WASHINGTON (Reuters): U.S. employers hired the fewest workers in five months in October, offering the clearest evidence yet that the end of fiscal stimulus and exploding new COVID-19 infections were sapping momentum from the economic recovery.
Nonfarm payrolls increased by 638,000 jobs last month after rising by 672,000 in September, the Labor Department said in its closely watched employment report on Friday. That was the smallest gain since the jobs recovery started in May and left employment still well below its peak in February.

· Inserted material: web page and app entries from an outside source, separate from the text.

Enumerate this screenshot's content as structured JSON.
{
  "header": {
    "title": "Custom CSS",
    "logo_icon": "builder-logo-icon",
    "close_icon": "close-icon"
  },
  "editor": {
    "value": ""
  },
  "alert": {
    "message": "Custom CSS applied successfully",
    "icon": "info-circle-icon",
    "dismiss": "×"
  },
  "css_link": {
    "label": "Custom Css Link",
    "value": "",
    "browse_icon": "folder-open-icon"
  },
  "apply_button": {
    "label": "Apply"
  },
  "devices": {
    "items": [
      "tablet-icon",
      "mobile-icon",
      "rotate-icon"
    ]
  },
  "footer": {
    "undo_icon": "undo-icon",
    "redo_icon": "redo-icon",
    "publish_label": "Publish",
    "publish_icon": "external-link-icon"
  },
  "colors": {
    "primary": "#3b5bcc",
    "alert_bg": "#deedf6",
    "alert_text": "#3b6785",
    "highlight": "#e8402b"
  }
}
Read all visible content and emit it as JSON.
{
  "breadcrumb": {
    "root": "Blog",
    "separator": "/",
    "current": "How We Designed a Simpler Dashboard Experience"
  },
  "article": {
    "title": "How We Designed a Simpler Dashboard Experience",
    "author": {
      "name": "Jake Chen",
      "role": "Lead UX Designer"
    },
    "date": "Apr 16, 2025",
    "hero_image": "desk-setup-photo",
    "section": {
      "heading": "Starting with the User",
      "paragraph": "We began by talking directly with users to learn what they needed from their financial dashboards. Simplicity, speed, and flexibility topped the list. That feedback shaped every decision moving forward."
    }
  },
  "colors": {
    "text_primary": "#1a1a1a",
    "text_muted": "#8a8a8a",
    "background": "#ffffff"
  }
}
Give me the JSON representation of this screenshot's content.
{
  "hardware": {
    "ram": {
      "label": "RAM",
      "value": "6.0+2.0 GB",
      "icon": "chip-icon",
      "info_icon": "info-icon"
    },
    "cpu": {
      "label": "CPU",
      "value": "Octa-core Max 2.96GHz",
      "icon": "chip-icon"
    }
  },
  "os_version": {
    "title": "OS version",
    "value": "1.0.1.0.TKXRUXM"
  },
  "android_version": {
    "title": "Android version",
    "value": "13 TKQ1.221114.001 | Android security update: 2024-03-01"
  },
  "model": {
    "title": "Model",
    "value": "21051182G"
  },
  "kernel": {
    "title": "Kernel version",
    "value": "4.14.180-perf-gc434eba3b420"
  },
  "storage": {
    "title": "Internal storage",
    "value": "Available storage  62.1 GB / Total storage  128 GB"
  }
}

The unemployment rate fell to 6.9 percent from 7.9 percent in September. Economists polled by Reuters had forecast payrolls advancing by 600,000 jobs in October and the jobless rate dipping to 7.7 percent.
The report underscored the challenges the next president, whether it is incumbent Republican Donald Trump or Democrat Joe Biden, confronts to keep the economy growing as it heals from the deepest recession since the Great Depression.
Biden edged closer to winning the White House early on Friday as he took a narrow lead over Trump in the battleground state of Georgia. Trump on Thursday alleged fraud without providing evidence, filing lawsuits and calling for recounts in a race yet to be decided since polls closed on Tuesday.
A contested election reduces the chances of another coronavirus rescue package from the government this year. Even if more fiscal policy is agreed on, it will likely be smaller than had been anticipated before the election.
That will shift the spotlight to the Federal Reserve. The U.S. central bank kept interest rates near zero on Thursday. Fed Chair Jerome Powell acknowledged the pace of improvement in the economy and labor market had moderated, noting that the recovery would be stronger with more fiscal support.
More than $3 trillion in government pandemic relief for businesses and workers fueled a historic 33.1 percent annualized rate of economic growth in the third quarter. That followed a record 31.4 percent pace of contraction in the April-June quarter.
Lack of fiscal stimulus and spiraling new coronavirus infections across the country have put the economy on a sharply slower growth path heading into the fourth quarter. Restaurants and gyms have moved outdoors, but cooler weather and the resurgence in COVID-19 infections could leave many in trouble.
Even if states and local governments do not impose new restrictions on businesses, consumers are likely to stay away, fearing exposure to the respiratory illness. The United States set a one-day record for new coronavirus cases on Wednesday with at least 102,591 infections, according to a Reuters tally.
Though small and medium-sized businesses have suffered most from the pandemic, large corporations have not been spared. Exxon Mobil last month announced 1,900 layoffs in the United States. Boeing said it expected to eliminate about 30,000 jobs, 11,000 more than previously planned, by end-2021.
While the unemployment rate has dropped from a peak of 14.7 percent in April, it has been biased down by people misclassifying themselves as being “employed but absent from work.”
At least 21.5 million people were receiving unemployment benefits in mid-October. Many people, mostly women, have dropped out of the labor force to look after children or because they fear contracting the virus.